Excerpts from an interface dataset:
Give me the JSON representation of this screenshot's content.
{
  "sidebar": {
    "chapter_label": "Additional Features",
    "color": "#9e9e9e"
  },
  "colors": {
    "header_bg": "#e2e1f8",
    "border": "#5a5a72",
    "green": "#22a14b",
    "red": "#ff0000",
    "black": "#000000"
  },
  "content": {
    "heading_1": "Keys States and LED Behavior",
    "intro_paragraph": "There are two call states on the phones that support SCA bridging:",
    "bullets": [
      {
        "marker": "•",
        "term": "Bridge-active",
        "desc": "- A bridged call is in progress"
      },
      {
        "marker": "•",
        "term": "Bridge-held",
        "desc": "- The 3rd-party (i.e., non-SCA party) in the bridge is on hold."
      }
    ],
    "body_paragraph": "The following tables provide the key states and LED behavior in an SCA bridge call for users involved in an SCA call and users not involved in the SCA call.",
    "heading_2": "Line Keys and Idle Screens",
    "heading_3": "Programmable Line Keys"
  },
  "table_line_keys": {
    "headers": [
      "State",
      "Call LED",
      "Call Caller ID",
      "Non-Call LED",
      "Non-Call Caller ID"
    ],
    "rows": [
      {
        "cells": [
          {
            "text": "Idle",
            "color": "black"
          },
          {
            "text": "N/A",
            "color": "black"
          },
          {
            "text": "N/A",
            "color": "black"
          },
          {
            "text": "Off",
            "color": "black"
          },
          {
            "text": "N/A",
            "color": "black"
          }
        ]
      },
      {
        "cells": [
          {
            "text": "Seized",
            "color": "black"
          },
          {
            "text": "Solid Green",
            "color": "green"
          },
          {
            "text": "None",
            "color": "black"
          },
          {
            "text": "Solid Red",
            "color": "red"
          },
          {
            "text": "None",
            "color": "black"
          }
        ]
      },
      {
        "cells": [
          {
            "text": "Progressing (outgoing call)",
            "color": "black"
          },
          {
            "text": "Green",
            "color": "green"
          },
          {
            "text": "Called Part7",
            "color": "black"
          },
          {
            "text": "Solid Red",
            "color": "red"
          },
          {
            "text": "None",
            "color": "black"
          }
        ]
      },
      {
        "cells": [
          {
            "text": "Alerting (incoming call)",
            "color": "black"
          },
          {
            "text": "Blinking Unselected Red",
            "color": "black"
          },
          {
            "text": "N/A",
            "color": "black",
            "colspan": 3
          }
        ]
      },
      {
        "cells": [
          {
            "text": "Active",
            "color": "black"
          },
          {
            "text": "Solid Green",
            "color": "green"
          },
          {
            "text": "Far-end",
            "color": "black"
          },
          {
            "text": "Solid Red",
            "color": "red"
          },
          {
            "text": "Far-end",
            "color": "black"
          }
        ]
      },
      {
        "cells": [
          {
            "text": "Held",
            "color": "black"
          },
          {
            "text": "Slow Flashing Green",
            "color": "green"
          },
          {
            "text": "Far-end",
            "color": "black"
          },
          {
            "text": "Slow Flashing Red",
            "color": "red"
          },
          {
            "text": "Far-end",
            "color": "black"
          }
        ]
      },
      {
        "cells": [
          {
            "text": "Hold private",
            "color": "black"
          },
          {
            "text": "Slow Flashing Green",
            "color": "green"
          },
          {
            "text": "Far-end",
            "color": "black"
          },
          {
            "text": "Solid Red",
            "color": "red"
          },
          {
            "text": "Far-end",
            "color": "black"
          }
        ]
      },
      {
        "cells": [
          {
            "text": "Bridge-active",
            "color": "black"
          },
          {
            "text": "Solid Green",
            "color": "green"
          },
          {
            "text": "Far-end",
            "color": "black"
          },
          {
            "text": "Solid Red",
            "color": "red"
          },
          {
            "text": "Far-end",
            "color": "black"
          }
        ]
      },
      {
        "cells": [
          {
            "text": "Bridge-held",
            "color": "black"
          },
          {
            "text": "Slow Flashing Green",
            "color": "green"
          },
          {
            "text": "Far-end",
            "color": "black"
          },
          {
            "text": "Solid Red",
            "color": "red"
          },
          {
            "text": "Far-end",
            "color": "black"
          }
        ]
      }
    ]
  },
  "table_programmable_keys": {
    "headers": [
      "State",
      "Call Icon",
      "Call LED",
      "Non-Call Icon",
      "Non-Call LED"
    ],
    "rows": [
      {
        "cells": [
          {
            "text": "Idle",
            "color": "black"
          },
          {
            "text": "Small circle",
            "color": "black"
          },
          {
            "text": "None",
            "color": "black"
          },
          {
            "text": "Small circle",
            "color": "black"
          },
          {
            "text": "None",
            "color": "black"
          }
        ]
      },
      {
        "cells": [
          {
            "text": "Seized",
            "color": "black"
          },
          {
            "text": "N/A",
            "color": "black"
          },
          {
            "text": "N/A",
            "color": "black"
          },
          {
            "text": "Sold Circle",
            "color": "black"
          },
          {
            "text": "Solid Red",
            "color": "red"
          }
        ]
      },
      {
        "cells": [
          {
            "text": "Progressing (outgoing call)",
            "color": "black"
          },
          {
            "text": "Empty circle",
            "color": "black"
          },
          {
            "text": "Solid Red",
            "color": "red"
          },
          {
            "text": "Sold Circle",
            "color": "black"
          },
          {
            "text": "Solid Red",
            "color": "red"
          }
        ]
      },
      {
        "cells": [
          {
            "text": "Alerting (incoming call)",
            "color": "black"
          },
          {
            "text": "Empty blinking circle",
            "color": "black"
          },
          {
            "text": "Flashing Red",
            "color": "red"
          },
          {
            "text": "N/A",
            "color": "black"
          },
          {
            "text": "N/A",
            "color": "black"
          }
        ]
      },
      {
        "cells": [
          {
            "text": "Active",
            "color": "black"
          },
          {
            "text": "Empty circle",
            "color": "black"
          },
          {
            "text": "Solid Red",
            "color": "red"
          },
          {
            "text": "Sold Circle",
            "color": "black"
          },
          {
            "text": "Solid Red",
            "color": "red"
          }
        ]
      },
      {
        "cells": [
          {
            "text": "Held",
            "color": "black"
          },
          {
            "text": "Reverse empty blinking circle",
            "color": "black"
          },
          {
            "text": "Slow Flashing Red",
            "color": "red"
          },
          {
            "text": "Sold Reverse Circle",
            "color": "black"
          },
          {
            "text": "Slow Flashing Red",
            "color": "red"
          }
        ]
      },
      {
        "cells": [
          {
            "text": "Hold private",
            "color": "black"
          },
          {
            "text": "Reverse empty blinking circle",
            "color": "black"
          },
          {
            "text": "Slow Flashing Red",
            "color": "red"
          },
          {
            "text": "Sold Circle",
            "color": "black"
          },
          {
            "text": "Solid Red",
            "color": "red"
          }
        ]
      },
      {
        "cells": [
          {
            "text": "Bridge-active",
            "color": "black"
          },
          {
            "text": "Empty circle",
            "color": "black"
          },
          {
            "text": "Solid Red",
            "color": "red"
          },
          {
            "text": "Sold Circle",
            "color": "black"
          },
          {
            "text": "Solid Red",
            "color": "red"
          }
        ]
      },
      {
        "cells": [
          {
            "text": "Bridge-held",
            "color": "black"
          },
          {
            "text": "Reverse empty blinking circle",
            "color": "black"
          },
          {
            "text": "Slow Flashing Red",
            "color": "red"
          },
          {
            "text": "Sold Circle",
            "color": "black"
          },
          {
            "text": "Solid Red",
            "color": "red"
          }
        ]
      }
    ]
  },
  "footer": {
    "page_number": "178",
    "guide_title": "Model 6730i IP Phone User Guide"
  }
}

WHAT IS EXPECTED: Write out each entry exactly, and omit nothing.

ANSWER TO THIS TASK:
Give me the JSON representation of this screenshot's content.
{
  "sidebar": {
    "chapter_label": "Additional Features",
    "color": "#9e9e9e"
  },
  "colors": {
    "header_bg": "#e2e1f8",
    "border": "#5a5a72",
    "green": "#22a14b",
    "red": "#ff0000",
    "black": "#000000"
  },
  "content": {
    "heading_1": "Keys States and LED Behavior",
    "intro_paragraph": "There are two call states on the phones that support SCA bridging:",
    "bullets": [
      {
        "marker": "•",
        "term": "Bridge-active",
        "desc": "- A bridged call is in progress"
      },
      {
        "marker": "•",
        "term": "Bridge-held",
        "desc": "- The 3rd-party (i.e., non-SCA party) in the bridge is on hold."
      }
    ],
    "body_paragraph": "The following tables provide the key states and LED behavior in an SCA bridge call for users involved in an SCA call and users not involved in the SCA call.",
    "heading_2": "Line Keys and Idle Screens",
    "heading_3": "Programmable Line Keys"
  },
  "table_line_keys": {
    "headers": [
      "State",
      "Call LED",
      "Call Caller ID",
      "Non-Call LED",
      "Non-Call Caller ID"
    ],
    "rows": [
      {
        "cells": [
          {
            "text": "Idle",
            "color": "black"
          },
          {
            "text": "N/A",
            "color": "black"
          },
          {
            "text": "N/A",
            "color": "black"
          },
          {
            "text": "Off",
            "color": "black"
          },
          {
            "text": "N/A",
            "color": "black"
          }
        ]
      },
      {
        "cells": [
          {
            "text": "Seized",
            "color": "black"
          },
          {
            "text": "Solid Green",
            "color": "green"
          },
          {
            "text": "None",
            "color": "black"
          },
          {
            "text": "Solid Red",
            "color": "red"
          },
          {
            "text": "None",
            "color": "black"
          }
        ]
      },
      {
        "cells": [
          {
            "text": "Progressing (outgoing call)",
            "color": "black"
          },
          {
            "text": "Green",
            "color": "green"
          },
          {
            "text": "Called Part7",
            "color": "black"
          },
          {
            "text": "Solid Red",
            "color": "red"
          },
          {
            "text": "None",
            "color": "black"
          }
        ]
      },
      {
        "cells": [
          {
            "text": "Alerting (incoming call)",
            "color": "black"
          },
          {
            "text": "Blinking Unselected Red",
            "color": "black"
          },
          {
            "text": "N/A",
            "color": "black",
            "colspan": 3
          }
        ]
      },
      {
        "cells": [
          {
            "text": "Active",
            "color": "black"
          },
          {
            "text": "Solid Green",
            "color": "green"
          },
          {
            "text": "Far-end",
            "color": "black"
          },
          {
            "text": "Solid Red",
            "color": "red"
          },
          {
            "text": "Far-end",
            "color": "black"
          }
        ]
      },
      {
        "cells": [
          {
            "text": "Held",
            "color": "black"
          },
          {
            "text": "Slow Flashing Green",
            "color": "green"
          },
          {
            "text": "Far-end",
            "color": "black"
          },
          {
            "text": "Slow Flashing Red",
            "color": "red"
          },
          {
            "text": "Far-end",
            "color": "black"
          }
        ]
      },
      {
        "cells": [
          {
            "text": "Hold private",
            "color": "black"
          },
          {
            "text": "Slow Flashing Green",
            "color": "green"
          },
          {
            "text": "Far-end",
            "color": "black"
          },
          {
            "text": "Solid Red",
            "color": "red"
          },
          {
            "text": "Far-end",
            "color": "black"
          }
        ]
      },
      {
        "cells": [
          {
            "text": "Bridge-active",
            "color": "black"
          },
          {
            "text": "Solid Green",
            "color": "green"
          },
          {
            "text": "Far-end",
            "color": "black"
          },
          {
            "text": "Solid Red",
            "color": "red"
          },
          {
            "text": "Far-end",
            "color": "black"
          }
        ]
      },
      {
        "cells": [
          {
            "text": "Bridge-held",
            "color": "black"
          },
          {
            "text": "Slow Flashing Green",
            "color": "green"
          },
          {
            "text": "Far-end",
            "color": "black"
          },
          {
            "text": "Solid Red",
            "color": "red"
          },
          {
            "text": "Far-end",
            "color": "black"
          }
        ]
      }
    ]
  },
  "table_programmable_keys": {
    "headers": [
      "State",
      "Call Icon",
      "Call LED",
      "Non-Call Icon",
      "Non-Call LED"
    ],
    "rows": [
      {
        "cells": [
          {
            "text": "Idle",
            "color": "black"
          },
          {
            "text": "Small circle",
            "color": "black"
          },
          {
            "text": "None",
            "color": "black"
          },
          {
            "text": "Small circle",
            "color": "black"
          },
          {
            "text": "None",
            "color": "black"
          }
        ]
      },
      {
        "cells": [
          {
            "text": "Seized",
            "color": "black"
          },
          {
            "text": "N/A",
            "color": "black"
          },
          {
            "text": "N/A",
            "color": "black"
          },
          {
            "text": "Sold Circle",
            "color": "black"
          },
          {
            "text": "Solid Red",
            "color": "red"
          }
        ]
      },
      {
        "cells": [
          {
            "text": "Progressing (outgoing call)",
            "color": "black"
          },
          {
            "text": "Empty circle",
            "color": "black"
          },
          {
            "text": "Solid Red",
            "color": "red"
          },
          {
            "text": "Sold Circle",
            "color": "black"
          },
          {
            "text": "Solid Red",
            "color": "red"
          }
        ]
      },
      {
        "cells": [
          {
            "text": "Alerting (incoming call)",
            "color": "black"
          },
          {
            "text": "Empty blinking circle",
            "color": "black"
          },
          {
            "text": "Flashing Red",
            "color": "red"
          },
          {
            "text": "N/A",
            "color": "black"
          },
          {
            "text": "N/A",
            "color": "black"
          }
        ]
      },
      {
        "cells": [
          {
            "text": "Active",
            "color": "black"
          },
          {
            "text": "Empty circle",
            "color": "black"
          },
          {
            "text": "Solid Red",
            "color": "red"
          },
          {
            "text": "Sold Circle",
            "color": "black"
          },
          {
            "text": "Solid Red",
            "color": "red"
          }
        ]
      },
      {
        "cells": [
          {
            "text": "Held",
            "color": "black"
          },
          {
            "text": "Reverse empty blinking circle",
            "color": "black"
          },
          {
            "text": "Slow Flashing Red",
            "color": "red"
          },
          {
            "text": "Sold Reverse Circle",
            "color": "black"
          },
          {
            "text": "Slow Flashing Red",
            "color": "red"
          }
        ]
      },
      {
        "cells": [
          {
            "text": "Hold private",
            "color": "black"
          },
          {
            "text": "Reverse empty blinking circle",
            "color": "black"
          },
          {
            "text": "Slow Flashing Red",
            "color": "red"
          },
          {
            "text": "Sold Circle",
            "color": "black"
          },
          {
            "text": "Solid Red",
            "color": "red"
          }
        ]
      },
      {
        "cells": [
          {
            "text": "Bridge-active",
            "color": "black"
          },
          {
            "text": "Empty circle",
            "color": "black"
          },
          {
            "text": "Solid Red",
            "color": "red"
          },
          {
            "text": "Sold Circle",
            "color": "black"
          },
          {
            "text": "Solid Red",
            "color": "red"
          }
        ]
      },
      {
        "cells": [
          {
            "text": "Bridge-held",
            "color": "black"
          },
          {
            "text": "Reverse empty blinking circle",
            "color": "black"
          },
          {
            "text": "Slow Flashing Red",
            "color": "red"
          },
          {
            "text": "Sold Circle",
            "color": "black"
          },
          {
            "text": "Solid Red",
            "color": "red"
          }
        ]
      }
    ]
  },
  "footer": {
    "page_number": "178",
    "guide_title": "Model 6730i IP Phone User Guide"
  }
}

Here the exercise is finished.